━━━━━ Given records ━━━━━

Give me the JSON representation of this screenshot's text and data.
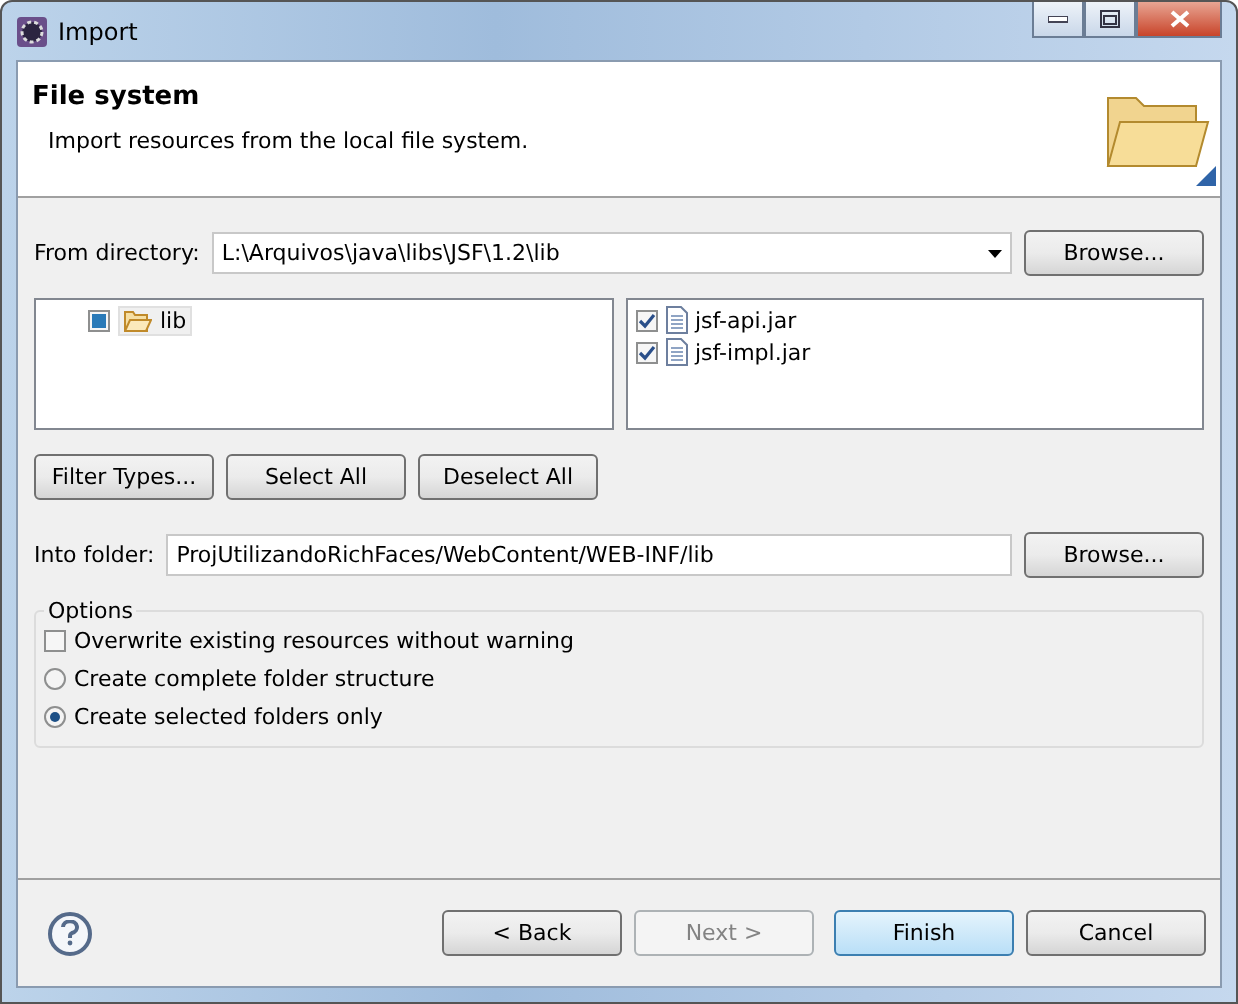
{
  "window": {
    "title": "Import"
  },
  "header": {
    "title": "File system",
    "description": "Import resources from the local file system."
  },
  "from_directory": {
    "label": "From directory:",
    "value": "L:\\Arquivos\\java\\libs\\JSF\\1.2\\lib",
    "browse": "Browse..."
  },
  "folder_tree": [
    {
      "label": "lib",
      "checked": true,
      "partial": true
    }
  ],
  "files": [
    {
      "label": "jsf-api.jar",
      "checked": true
    },
    {
      "label": "jsf-impl.jar",
      "checked": true
    }
  ],
  "selection_buttons": [
    "Filter Types...",
    "Select All",
    "Deselect All"
  ],
  "into_folder": {
    "label": "Into folder:",
    "value": "ProjUtilizandoRichFaces/WebContent/WEB-INF/lib",
    "browse": "Browse..."
  },
  "options": {
    "title": "Options",
    "items": [
      {
        "kind": "checkbox",
        "label": "Overwrite existing resources without warning",
        "checked": false
      },
      {
        "kind": "radio",
        "label": "Create complete folder structure",
        "selected": false
      },
      {
        "kind": "radio",
        "label": "Create selected folders only",
        "selected": true
      }
    ]
  },
  "buttons": [
    {
      "label": "< Back",
      "disabled": false,
      "default": false
    },
    {
      "label": "Next >",
      "disabled": true,
      "default": false
    },
    {
      "label": "Finish",
      "disabled": false,
      "default": true
    },
    {
      "label": "Cancel",
      "disabled": false,
      "default": false
    }
  ]
}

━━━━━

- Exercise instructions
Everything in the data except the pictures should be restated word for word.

- Solution
Give me the JSON representation of this screenshot's text and data.
{
  "window": {
    "title": "Import"
  },
  "header": {
    "title": "File system",
    "description": "Import resources from the local file system."
  },
  "from_directory": {
    "label": "From directory:",
    "value": "L:\\Arquivos\\java\\libs\\JSF\\1.2\\lib",
    "browse": "Browse..."
  },
  "folder_tree": [
    {
      "label": "lib",
      "checked": true,
      "partial": true
    }
  ],
  "files": [
    {
      "label": "jsf-api.jar",
      "checked": true
    },
    {
      "label": "jsf-impl.jar",
      "checked": true
    }
  ],
  "selection_buttons": [
    "Filter Types...",
    "Select All",
    "Deselect All"
  ],
  "into_folder": {
    "label": "Into folder:",
    "value": "ProjUtilizandoRichFaces/WebContent/WEB-INF/lib",
    "browse": "Browse..."
  },
  "options": {
    "title": "Options",
    "items": [
      {
        "kind": "checkbox",
        "label": "Overwrite existing resources without warning",
        "checked": false
      },
      {
        "kind": "radio",
        "label": "Create complete folder structure",
        "selected": false
      },
      {
        "kind": "radio",
        "label": "Create selected folders only",
        "selected": true
      }
    ]
  },
  "buttons": [
    {
      "label": "< Back",
      "disabled": false,
      "default": false
    },
    {
      "label": "Next >",
      "disabled": true,
      "default": false
    },
    {
      "label": "Finish",
      "disabled": false,
      "default": true
    },
    {
      "label": "Cancel",
      "disabled": false,
      "default": false
    }
  ]
}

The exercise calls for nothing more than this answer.